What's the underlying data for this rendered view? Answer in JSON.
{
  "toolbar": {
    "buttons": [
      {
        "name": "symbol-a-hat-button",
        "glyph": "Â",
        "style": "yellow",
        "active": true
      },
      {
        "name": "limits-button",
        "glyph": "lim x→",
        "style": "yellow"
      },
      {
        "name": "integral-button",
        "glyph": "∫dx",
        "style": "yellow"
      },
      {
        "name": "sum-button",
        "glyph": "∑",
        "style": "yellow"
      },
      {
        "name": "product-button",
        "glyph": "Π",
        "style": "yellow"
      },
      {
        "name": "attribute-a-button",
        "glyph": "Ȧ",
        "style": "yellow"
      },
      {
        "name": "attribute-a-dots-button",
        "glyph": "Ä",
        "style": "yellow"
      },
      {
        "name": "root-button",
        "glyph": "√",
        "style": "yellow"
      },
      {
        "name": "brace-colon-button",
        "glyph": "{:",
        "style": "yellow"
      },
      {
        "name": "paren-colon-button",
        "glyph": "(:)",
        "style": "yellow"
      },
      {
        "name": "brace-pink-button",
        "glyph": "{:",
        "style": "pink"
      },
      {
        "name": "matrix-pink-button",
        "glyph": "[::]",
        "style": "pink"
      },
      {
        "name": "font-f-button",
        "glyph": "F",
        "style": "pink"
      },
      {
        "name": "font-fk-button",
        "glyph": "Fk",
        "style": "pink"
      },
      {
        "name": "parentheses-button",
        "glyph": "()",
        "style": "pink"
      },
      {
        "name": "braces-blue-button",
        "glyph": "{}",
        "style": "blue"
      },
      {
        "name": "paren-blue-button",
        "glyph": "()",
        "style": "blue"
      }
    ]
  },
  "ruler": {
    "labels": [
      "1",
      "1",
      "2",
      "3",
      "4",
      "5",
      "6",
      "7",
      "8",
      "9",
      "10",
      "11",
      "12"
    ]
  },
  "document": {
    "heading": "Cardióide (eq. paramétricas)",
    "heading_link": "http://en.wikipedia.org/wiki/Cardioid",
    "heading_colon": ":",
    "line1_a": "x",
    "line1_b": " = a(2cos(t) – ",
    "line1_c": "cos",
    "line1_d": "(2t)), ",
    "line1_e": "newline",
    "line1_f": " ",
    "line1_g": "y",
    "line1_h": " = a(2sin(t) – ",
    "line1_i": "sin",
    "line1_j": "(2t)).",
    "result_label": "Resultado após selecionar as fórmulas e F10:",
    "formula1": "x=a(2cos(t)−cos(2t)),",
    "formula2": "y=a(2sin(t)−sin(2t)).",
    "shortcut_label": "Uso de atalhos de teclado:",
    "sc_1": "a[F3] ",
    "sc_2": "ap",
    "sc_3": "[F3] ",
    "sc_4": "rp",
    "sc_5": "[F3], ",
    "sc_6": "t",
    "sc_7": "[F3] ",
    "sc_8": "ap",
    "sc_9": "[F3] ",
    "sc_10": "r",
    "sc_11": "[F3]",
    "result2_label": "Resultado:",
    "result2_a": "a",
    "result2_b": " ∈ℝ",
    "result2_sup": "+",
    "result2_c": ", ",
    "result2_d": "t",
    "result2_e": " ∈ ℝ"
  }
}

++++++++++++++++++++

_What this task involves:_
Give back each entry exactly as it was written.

_Your response:_
What's the underlying data for this rendered view? Answer in JSON.
{
  "toolbar": {
    "buttons": [
      {
        "name": "symbol-a-hat-button",
        "glyph": "Â",
        "style": "yellow",
        "active": true
      },
      {
        "name": "limits-button",
        "glyph": "lim x→",
        "style": "yellow"
      },
      {
        "name": "integral-button",
        "glyph": "∫dx",
        "style": "yellow"
      },
      {
        "name": "sum-button",
        "glyph": "∑",
        "style": "yellow"
      },
      {
        "name": "product-button",
        "glyph": "Π",
        "style": "yellow"
      },
      {
        "name": "attribute-a-button",
        "glyph": "Ȧ",
        "style": "yellow"
      },
      {
        "name": "attribute-a-dots-button",
        "glyph": "Ä",
        "style": "yellow"
      },
      {
        "name": "root-button",
        "glyph": "√",
        "style": "yellow"
      },
      {
        "name": "brace-colon-button",
        "glyph": "{:",
        "style": "yellow"
      },
      {
        "name": "paren-colon-button",
        "glyph": "(:)",
        "style": "yellow"
      },
      {
        "name": "brace-pink-button",
        "glyph": "{:",
        "style": "pink"
      },
      {
        "name": "matrix-pink-button",
        "glyph": "[::]",
        "style": "pink"
      },
      {
        "name": "font-f-button",
        "glyph": "F",
        "style": "pink"
      },
      {
        "name": "font-fk-button",
        "glyph": "Fk",
        "style": "pink"
      },
      {
        "name": "parentheses-button",
        "glyph": "()",
        "style": "pink"
      },
      {
        "name": "braces-blue-button",
        "glyph": "{}",
        "style": "blue"
      },
      {
        "name": "paren-blue-button",
        "glyph": "()",
        "style": "blue"
      }
    ]
  },
  "ruler": {
    "labels": [
      "1",
      "1",
      "2",
      "3",
      "4",
      "5",
      "6",
      "7",
      "8",
      "9",
      "10",
      "11",
      "12"
    ]
  },
  "document": {
    "heading": "Cardióide (eq. paramétricas)",
    "heading_link": "http://en.wikipedia.org/wiki/Cardioid",
    "heading_colon": ":",
    "line1_a": "x",
    "line1_b": " = a(2cos(t) – ",
    "line1_c": "cos",
    "line1_d": "(2t)), ",
    "line1_e": "newline",
    "line1_f": " ",
    "line1_g": "y",
    "line1_h": " = a(2sin(t) – ",
    "line1_i": "sin",
    "line1_j": "(2t)).",
    "result_label": "Resultado após selecionar as fórmulas e F10:",
    "formula1": "x=a(2cos(t)−cos(2t)),",
    "formula2": "y=a(2sin(t)−sin(2t)).",
    "shortcut_label": "Uso de atalhos de teclado:",
    "sc_1": "a[F3] ",
    "sc_2": "ap",
    "sc_3": "[F3] ",
    "sc_4": "rp",
    "sc_5": "[F3], ",
    "sc_6": "t",
    "sc_7": "[F3] ",
    "sc_8": "ap",
    "sc_9": "[F3] ",
    "sc_10": "r",
    "sc_11": "[F3]",
    "result2_label": "Resultado:",
    "result2_a": "a",
    "result2_b": " ∈ℝ",
    "result2_sup": "+",
    "result2_c": ", ",
    "result2_d": "t",
    "result2_e": " ∈ ℝ"
  }
}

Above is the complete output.